Thinking she’ll only be gone for a couple of weeks, Lucy finds herself, as we all did, spending months in lockdown. (She is appalled when William admits to her that he thinks the situation could possibly go on for “a year.”) Strout brilliantly portrays the mental processes of adjusting to this strange new life: “It was as though each day was like a huge stretch of ice I had to walk over,” Lucy recalls. As turmoil grows across the world, Lucy tries, with sporadic success, to adjust to living with William again, as well as learning a few secrets about him, and coping with a town that is a bit leery of city interlopers.

The author reminds us how long suppressed fears and disorders made vile reappearances during the lockdown months. Lucy’s entire childhood was a sort of lockdown, and she suddenly comes to this realization as she is revisited by the trauma of her early years in Amgash, Ill. She’s haunted by her mother’s terrible bouts of violence; her father’s disgusting sexual menace when she was small; and her “sad and gentle” brother Pete, sleeping in a nearby barn with animals who are soon to be slaughtered. Lucy, in fact, suffers from complex PTSD stemming from her upbringing. She sees “terrifying scenes” of her beloved New York on television. The number of the dead and the mobile morgues disturb her city-dwelling daughters. And William will only listen when it suits him.

Strout is at her best on the emotional – and familial – fallout of lockdown. Meeting up for the first time in many months, masked and socially distanced, Lucy’s daughters cry when they realize they “can’t even do a family hug.” A friend visits, but sits far away on a garden chair.

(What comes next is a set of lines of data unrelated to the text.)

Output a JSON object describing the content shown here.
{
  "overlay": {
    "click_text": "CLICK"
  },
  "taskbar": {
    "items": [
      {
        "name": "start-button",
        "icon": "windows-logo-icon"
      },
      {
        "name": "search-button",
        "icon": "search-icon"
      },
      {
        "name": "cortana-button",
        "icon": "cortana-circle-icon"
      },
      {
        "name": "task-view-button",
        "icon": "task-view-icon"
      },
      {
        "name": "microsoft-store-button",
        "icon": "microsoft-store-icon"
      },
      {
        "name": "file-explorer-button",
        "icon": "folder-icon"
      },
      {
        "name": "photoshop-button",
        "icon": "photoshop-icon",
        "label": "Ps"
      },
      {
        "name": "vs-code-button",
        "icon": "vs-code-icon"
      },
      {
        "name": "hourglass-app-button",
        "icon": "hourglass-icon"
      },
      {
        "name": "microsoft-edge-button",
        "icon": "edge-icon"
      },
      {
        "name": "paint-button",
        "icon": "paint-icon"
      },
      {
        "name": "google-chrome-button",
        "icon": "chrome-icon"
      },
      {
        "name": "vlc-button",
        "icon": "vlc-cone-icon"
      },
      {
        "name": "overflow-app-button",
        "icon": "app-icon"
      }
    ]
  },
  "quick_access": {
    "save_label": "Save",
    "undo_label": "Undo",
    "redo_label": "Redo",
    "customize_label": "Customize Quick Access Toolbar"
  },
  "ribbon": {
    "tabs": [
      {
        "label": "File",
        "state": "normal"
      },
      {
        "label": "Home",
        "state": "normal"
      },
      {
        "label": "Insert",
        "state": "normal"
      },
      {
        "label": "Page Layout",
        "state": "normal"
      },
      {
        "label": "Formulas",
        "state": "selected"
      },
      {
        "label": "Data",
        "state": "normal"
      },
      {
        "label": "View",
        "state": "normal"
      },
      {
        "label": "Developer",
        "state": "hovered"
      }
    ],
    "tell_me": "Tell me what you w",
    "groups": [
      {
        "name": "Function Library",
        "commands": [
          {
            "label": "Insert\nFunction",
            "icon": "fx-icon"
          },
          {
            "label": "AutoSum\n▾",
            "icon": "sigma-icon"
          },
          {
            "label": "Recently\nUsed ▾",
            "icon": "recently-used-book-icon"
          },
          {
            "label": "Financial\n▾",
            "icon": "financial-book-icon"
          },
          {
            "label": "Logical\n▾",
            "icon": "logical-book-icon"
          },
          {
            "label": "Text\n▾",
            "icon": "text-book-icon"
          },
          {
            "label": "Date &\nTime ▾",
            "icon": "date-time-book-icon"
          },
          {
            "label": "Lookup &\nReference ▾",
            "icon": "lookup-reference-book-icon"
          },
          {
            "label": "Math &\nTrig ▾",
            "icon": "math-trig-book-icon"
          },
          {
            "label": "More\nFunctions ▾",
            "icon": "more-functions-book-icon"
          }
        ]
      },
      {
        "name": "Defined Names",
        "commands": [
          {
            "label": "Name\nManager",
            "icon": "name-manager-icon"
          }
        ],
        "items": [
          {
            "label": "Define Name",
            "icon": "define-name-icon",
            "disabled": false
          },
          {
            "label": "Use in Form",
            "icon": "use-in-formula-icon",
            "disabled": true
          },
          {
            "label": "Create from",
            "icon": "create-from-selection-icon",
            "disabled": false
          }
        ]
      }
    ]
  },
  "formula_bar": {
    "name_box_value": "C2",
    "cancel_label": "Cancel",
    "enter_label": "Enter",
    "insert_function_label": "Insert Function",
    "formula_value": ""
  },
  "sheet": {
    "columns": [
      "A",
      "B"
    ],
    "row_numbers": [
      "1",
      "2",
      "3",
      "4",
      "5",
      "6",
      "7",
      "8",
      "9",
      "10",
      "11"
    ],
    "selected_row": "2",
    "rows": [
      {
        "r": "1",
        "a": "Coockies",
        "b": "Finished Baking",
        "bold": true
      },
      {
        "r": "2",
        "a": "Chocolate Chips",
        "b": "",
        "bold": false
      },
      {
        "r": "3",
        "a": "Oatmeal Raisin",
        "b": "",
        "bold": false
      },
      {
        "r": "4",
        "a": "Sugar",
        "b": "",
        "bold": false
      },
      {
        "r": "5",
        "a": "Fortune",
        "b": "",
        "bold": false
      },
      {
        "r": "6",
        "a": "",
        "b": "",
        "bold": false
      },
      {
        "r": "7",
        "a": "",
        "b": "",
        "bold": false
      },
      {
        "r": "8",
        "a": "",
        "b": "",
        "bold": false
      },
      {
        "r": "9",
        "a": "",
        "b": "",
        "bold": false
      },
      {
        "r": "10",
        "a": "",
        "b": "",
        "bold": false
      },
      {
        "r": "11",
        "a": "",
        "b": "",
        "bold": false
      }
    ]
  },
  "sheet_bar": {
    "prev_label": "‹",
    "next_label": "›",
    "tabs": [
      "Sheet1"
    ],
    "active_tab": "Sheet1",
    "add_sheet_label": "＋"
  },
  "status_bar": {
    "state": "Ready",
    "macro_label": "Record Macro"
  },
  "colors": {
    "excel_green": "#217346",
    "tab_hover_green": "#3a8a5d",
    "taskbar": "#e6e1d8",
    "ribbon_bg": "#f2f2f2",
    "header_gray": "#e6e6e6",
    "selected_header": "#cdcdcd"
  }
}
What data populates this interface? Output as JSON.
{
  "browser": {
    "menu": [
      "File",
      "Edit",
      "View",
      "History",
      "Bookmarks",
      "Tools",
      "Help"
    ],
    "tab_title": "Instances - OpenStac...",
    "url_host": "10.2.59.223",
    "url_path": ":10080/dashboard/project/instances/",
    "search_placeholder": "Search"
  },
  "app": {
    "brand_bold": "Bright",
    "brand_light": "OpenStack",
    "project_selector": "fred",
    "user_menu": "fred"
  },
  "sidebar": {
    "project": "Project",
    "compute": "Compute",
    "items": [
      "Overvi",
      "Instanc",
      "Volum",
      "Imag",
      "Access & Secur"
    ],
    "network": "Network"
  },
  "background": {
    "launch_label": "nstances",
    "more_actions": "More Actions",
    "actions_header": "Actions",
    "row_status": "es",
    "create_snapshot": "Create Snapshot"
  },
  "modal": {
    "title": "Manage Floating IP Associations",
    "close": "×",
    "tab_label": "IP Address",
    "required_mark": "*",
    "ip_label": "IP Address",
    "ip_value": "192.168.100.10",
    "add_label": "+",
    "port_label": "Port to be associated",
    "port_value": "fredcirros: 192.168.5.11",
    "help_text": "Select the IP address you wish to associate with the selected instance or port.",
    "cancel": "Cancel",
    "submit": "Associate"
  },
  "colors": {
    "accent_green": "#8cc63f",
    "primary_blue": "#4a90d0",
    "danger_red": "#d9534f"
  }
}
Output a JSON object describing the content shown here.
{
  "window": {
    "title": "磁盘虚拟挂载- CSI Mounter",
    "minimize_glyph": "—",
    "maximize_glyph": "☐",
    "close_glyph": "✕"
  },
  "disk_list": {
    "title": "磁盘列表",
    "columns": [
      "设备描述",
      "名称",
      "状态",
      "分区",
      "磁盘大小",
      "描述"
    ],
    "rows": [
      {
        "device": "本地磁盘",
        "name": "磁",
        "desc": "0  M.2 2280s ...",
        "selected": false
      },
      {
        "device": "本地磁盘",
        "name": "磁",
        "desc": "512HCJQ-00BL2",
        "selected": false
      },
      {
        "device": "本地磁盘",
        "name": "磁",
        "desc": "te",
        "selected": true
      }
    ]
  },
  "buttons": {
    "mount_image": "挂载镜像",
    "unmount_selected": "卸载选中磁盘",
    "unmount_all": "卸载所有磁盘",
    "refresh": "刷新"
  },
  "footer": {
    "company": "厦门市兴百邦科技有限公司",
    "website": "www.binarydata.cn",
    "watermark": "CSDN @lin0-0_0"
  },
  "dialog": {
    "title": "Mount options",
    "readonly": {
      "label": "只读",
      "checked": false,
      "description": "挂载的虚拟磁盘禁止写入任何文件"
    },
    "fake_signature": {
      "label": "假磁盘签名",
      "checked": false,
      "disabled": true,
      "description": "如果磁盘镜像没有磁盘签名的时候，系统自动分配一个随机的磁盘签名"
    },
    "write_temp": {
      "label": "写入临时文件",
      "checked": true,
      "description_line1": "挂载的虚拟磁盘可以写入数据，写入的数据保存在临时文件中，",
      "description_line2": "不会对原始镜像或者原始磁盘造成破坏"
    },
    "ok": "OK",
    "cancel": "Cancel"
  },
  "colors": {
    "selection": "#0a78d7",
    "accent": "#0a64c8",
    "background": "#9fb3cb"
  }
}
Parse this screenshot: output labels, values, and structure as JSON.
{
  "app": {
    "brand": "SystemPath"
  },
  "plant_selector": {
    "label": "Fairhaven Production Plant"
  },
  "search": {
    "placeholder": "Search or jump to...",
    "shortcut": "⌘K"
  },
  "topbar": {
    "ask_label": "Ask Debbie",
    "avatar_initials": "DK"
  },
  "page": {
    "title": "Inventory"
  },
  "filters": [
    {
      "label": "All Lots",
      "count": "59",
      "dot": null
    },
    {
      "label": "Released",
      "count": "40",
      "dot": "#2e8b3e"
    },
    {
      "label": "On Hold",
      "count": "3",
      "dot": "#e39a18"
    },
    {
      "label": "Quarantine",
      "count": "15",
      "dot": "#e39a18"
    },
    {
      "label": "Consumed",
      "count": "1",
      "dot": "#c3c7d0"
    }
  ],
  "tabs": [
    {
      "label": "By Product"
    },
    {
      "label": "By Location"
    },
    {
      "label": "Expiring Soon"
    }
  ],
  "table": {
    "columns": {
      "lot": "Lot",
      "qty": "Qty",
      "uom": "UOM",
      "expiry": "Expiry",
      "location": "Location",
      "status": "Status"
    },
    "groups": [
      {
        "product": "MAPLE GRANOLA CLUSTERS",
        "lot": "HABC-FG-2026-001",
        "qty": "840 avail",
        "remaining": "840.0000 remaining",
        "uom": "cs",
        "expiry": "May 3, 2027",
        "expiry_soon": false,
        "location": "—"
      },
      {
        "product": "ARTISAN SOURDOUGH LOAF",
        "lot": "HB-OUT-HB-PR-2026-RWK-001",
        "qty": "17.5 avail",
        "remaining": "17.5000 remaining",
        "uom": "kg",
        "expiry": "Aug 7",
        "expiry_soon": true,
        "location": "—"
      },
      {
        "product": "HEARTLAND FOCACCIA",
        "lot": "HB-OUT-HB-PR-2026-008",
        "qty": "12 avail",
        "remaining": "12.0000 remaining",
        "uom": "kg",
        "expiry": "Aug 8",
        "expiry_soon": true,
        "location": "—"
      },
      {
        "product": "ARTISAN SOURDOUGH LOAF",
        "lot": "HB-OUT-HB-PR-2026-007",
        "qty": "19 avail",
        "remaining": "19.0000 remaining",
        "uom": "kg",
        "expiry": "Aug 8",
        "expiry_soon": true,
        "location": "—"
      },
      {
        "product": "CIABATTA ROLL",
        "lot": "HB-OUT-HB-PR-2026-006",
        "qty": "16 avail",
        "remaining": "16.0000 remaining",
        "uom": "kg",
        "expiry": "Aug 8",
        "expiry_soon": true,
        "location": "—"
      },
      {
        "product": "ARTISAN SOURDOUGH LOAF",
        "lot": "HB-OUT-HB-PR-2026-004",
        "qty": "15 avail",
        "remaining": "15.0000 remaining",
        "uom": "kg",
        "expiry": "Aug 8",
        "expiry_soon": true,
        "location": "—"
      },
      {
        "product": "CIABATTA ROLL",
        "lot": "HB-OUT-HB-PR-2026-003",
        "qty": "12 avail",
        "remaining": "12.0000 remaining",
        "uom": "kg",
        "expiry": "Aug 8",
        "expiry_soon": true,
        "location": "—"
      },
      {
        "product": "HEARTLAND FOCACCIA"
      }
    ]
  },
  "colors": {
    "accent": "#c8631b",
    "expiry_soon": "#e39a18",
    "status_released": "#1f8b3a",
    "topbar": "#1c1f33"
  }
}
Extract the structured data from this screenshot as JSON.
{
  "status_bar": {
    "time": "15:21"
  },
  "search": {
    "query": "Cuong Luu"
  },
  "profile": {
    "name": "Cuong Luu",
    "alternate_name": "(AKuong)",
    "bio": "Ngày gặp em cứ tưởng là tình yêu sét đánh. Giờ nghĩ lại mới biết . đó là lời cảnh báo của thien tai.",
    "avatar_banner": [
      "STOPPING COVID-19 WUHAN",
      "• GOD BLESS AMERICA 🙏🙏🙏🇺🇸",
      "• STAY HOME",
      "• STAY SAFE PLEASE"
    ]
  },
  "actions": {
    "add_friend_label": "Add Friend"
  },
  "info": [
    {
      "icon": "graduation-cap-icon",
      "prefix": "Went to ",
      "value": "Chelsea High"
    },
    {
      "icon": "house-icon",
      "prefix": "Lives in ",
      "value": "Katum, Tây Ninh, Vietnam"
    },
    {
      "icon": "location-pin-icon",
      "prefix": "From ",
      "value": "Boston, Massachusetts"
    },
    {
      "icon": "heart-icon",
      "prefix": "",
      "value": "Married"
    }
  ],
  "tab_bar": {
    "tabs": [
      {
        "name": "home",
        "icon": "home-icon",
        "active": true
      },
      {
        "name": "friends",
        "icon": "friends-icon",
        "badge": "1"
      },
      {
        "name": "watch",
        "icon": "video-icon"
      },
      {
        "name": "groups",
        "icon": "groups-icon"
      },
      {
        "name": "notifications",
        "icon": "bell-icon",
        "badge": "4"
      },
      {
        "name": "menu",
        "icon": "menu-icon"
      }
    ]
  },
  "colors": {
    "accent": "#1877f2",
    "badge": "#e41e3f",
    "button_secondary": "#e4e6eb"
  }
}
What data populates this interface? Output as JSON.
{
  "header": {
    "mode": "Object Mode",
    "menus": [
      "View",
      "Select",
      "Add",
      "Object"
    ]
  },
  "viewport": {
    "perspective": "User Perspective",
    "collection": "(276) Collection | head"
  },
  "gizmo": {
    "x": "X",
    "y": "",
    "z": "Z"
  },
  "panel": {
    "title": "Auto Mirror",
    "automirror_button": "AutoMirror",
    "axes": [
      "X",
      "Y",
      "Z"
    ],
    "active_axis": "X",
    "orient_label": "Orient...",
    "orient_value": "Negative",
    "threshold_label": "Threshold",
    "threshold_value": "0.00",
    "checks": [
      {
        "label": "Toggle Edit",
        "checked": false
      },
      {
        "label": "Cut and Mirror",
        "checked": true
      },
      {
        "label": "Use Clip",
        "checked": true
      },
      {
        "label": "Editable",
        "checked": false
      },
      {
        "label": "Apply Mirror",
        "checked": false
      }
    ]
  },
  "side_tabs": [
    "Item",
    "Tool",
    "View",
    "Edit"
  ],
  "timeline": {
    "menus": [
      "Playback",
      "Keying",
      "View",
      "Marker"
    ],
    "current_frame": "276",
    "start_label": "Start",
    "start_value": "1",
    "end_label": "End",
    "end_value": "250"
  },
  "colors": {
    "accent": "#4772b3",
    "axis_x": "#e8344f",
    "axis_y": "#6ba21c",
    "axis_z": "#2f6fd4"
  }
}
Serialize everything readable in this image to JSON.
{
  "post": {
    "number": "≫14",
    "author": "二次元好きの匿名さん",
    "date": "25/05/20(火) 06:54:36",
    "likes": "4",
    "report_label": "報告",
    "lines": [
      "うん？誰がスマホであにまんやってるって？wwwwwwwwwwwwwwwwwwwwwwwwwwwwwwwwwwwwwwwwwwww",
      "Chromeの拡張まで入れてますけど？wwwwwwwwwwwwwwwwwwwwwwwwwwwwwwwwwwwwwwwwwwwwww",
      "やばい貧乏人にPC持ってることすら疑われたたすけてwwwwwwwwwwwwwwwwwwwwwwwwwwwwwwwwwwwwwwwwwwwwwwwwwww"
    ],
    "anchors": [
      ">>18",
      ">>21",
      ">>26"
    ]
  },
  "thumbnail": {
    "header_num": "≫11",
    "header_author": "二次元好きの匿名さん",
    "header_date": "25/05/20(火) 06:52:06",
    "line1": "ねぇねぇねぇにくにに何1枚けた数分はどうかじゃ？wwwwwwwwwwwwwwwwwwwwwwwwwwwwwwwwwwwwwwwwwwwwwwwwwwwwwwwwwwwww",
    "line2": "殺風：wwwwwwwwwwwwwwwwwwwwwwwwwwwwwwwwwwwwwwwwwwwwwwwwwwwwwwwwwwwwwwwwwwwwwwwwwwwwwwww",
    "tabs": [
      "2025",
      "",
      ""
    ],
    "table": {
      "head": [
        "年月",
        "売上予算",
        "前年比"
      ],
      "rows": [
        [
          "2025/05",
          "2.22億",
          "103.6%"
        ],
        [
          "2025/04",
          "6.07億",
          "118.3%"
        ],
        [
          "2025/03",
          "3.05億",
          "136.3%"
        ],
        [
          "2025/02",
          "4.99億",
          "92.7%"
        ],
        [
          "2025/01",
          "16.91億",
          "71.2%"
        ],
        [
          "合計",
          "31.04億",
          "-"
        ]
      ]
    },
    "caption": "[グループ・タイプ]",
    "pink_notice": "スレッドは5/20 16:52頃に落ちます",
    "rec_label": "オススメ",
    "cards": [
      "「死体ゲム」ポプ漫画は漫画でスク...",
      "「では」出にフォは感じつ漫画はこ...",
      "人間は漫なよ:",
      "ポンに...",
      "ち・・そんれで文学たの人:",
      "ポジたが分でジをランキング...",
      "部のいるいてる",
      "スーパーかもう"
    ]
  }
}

A depressingly macho, golf-playing relative has to be scared into quarantining. A later unexpected visit from the daughters is so hopeful that it seems to leave “an afterglow” – touching, because isn’t that something that we all experienced? Strout is extremely wise on the eternal compromises of love, marriage and ex-marriage. Finding herself in such close proximity with the man who was once her husband, Lucy sometimes finds she can’t stand him. William isn’t as emotionally available as the male neighbor she takes walks with, William doesn’t like to see her floss her teeth, and, she remembers that William “does not like to hear anything negative.” She admits, however, that he can get through to their daughters in ways she cannot.

The book is a chronicle of the first year of this ongoing pandemic, capturing its disruptions, uncertainties, and anxieties, but, most of all, it’s a love story. William, despite his many flaws is generous to Lucy, even if it’s a generosity that Lucy finds herself unable to accept without “a shiver of foreboding.” He admits, “Yours is the life I wanted to save,” when explaining why he took her out of New York.

The book is also an account of Lucy’s growing insights into herself, her family, and their changing relationships during this period of enforced togetherness and separation. Lucy’s intense courage, give a vivid sense of what it means to be alive in such troubling times. “Lucy by the Sea” is heartwarming as well as solemn and, as an example of a COVID/pandemic novel, it sets an extremely high bar for the rest that will follow.